## [Try it]
What is needed here is an exact copy of all the records below.

(Source data)
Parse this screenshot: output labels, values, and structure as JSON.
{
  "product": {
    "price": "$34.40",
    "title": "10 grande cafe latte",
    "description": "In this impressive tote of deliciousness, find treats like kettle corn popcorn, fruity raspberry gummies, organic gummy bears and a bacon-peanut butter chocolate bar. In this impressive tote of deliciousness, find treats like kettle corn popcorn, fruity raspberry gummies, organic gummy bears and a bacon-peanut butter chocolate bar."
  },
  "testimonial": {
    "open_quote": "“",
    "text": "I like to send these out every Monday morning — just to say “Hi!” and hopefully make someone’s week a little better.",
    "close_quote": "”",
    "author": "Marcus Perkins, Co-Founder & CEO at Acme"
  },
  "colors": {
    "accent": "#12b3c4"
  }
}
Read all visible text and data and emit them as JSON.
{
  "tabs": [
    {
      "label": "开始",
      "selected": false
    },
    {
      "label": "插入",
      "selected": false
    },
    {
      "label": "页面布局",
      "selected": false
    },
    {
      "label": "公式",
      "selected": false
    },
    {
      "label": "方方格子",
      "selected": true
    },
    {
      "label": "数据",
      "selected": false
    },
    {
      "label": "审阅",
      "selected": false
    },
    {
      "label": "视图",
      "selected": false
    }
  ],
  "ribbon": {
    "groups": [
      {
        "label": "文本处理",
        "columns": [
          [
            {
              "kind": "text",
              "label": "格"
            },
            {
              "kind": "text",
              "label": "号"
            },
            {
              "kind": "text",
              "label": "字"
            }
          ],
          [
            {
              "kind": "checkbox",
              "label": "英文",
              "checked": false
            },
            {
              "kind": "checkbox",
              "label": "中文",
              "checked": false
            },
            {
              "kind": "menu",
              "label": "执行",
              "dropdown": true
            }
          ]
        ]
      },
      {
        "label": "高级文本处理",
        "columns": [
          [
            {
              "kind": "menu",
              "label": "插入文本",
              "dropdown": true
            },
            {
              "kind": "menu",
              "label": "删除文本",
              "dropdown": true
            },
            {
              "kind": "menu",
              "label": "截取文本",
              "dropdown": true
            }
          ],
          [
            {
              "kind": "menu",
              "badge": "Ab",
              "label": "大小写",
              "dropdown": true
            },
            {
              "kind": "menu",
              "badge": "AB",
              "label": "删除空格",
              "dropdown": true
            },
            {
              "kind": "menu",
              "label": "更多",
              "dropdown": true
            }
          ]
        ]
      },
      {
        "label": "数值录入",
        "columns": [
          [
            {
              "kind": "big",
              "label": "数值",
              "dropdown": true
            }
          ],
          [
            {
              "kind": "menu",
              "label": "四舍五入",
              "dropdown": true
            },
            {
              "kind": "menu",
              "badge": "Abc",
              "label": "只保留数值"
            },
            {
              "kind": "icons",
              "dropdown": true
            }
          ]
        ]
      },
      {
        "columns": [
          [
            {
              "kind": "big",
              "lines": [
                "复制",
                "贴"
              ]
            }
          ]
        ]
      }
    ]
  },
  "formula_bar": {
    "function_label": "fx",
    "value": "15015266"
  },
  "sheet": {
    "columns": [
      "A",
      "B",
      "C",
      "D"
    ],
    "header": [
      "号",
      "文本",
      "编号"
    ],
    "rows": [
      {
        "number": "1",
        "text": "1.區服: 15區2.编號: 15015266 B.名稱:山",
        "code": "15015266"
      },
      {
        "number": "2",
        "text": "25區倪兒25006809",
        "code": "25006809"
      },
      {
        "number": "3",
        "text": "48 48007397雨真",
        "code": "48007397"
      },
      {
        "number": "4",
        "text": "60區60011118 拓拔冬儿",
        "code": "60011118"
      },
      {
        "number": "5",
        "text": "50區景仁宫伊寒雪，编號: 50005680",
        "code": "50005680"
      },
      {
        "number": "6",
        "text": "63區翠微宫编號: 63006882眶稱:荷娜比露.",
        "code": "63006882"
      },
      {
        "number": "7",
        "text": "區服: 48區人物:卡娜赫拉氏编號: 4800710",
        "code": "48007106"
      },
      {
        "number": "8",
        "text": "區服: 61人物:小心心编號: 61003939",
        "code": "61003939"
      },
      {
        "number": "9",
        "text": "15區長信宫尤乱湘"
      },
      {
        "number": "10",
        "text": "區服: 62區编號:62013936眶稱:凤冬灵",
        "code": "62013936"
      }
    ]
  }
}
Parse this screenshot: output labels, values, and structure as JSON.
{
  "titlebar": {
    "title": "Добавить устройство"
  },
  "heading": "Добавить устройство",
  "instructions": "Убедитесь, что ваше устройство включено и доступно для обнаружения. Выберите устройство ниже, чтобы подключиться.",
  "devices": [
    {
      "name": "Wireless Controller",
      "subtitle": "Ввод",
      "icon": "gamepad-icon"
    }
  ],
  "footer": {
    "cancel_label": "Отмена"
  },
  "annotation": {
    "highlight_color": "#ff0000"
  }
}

## [Completed exercise]
Parse this screenshot: output labels, values, and structure as JSON.
{
  "product": {
    "price": "$34.40",
    "title": "10 grande cafe latte",
    "description": "In this impressive tote of deliciousness, find treats like kettle corn popcorn, fruity raspberry gummies, organic gummy bears and a bacon-peanut butter chocolate bar. In this impressive tote of deliciousness, find treats like kettle corn popcorn, fruity raspberry gummies, organic gummy bears and a bacon-peanut butter chocolate bar."
  },
  "testimonial": {
    "open_quote": "“",
    "text": "I like to send these out every Monday morning — just to say “Hi!” and hopefully make someone’s week a little better.",
    "close_quote": "”",
    "author": "Marcus Perkins, Co-Founder & CEO at Acme"
  },
  "colors": {
    "accent": "#12b3c4"
  }
}
Read all visible text and data and emit them as JSON.
{
  "tabs": [
    {
      "label": "开始",
      "selected": false
    },
    {
      "label": "插入",
      "selected": false
    },
    {
      "label": "页面布局",
      "selected": false
    },
    {
      "label": "公式",
      "selected": false
    },
    {
      "label": "方方格子",
      "selected": true
    },
    {
      "label": "数据",
      "selected": false
    },
    {
      "label": "审阅",
      "selected": false
    },
    {
      "label": "视图",
      "selected": false
    }
  ],
  "ribbon": {
    "groups": [
      {
        "label": "文本处理",
        "columns": [
          [
            {
              "kind": "text",
              "label": "格"
            },
            {
              "kind": "text",
              "label": "号"
            },
            {
              "kind": "text",
              "label": "字"
            }
          ],
          [
            {
              "kind": "checkbox",
              "label": "英文",
              "checked": false
            },
            {
              "kind": "checkbox",
              "label": "中文",
              "checked": false
            },
            {
              "kind": "menu",
              "label": "执行",
              "dropdown": true
            }
          ]
        ]
      },
      {
        "label": "高级文本处理",
        "columns": [
          [
            {
              "kind": "menu",
              "label": "插入文本",
              "dropdown": true
            },
            {
              "kind": "menu",
              "label": "删除文本",
              "dropdown": true
            },
            {
              "kind": "menu",
              "label": "截取文本",
              "dropdown": true
            }
          ],
          [
            {
              "kind": "menu",
              "badge": "Ab",
              "label": "大小写",
              "dropdown": true
            },
            {
              "kind": "menu",
              "badge": "AB",
              "label": "删除空格",
              "dropdown": true
            },
            {
              "kind": "menu",
              "label": "更多",
              "dropdown": true
            }
          ]
        ]
      },
      {
        "label": "数值录入",
        "columns": [
          [
            {
              "kind": "big",
              "label": "数值",
              "dropdown": true
            }
          ],
          [
            {
              "kind": "menu",
              "label": "四舍五入",
              "dropdown": true
            },
            {
              "kind": "menu",
              "badge": "Abc",
              "label": "只保留数值"
            },
            {
              "kind": "icons",
              "dropdown": true
            }
          ]
        ]
      },
      {
        "columns": [
          [
            {
              "kind": "big",
              "lines": [
                "复制",
                "贴"
              ]
            }
          ]
        ]
      }
    ]
  },
  "formula_bar": {
    "function_label": "fx",
    "value": "15015266"
  },
  "sheet": {
    "columns": [
      "A",
      "B",
      "C",
      "D"
    ],
    "header": [
      "号",
      "文本",
      "编号"
    ],
    "rows": [
      {
        "number": "1",
        "text": "1.區服: 15區2.编號: 15015266 B.名稱:山",
        "code": "15015266"
      },
      {
        "number": "2",
        "text": "25區倪兒25006809",
        "code": "25006809"
      },
      {
        "number": "3",
        "text": "48 48007397雨真",
        "code": "48007397"
      },
      {
        "number": "4",
        "text": "60區60011118 拓拔冬儿",
        "code": "60011118"
      },
      {
        "number": "5",
        "text": "50區景仁宫伊寒雪，编號: 50005680",
        "code": "50005680"
      },
      {
        "number": "6",
        "text": "63區翠微宫编號: 63006882眶稱:荷娜比露.",
        "code": "63006882"
      },
      {
        "number": "7",
        "text": "區服: 48區人物:卡娜赫拉氏编號: 4800710",
        "code": "48007106"
      },
      {
        "number": "8",
        "text": "區服: 61人物:小心心编號: 61003939",
        "code": "61003939"
      },
      {
        "number": "9",
        "text": "15區長信宫尤乱湘"
      },
      {
        "number": "10",
        "text": "區服: 62區编號:62013936眶稱:凤冬灵",
        "code": "62013936"
      }
    ]
  }
}
Parse this screenshot: output labels, values, and structure as JSON.
{
  "titlebar": {
    "title": "Добавить устройство"
  },
  "heading": "Добавить устройство",
  "instructions": "Убедитесь, что ваше устройство включено и доступно для обнаружения. Выберите устройство ниже, чтобы подключиться.",
  "devices": [
    {
      "name": "Wireless Controller",
      "subtitle": "Ввод",
      "icon": "gamepad-icon"
    }
  ],
  "footer": {
    "cancel_label": "Отмена"
  },
  "annotation": {
    "highlight_color": "#ff0000"
  }
}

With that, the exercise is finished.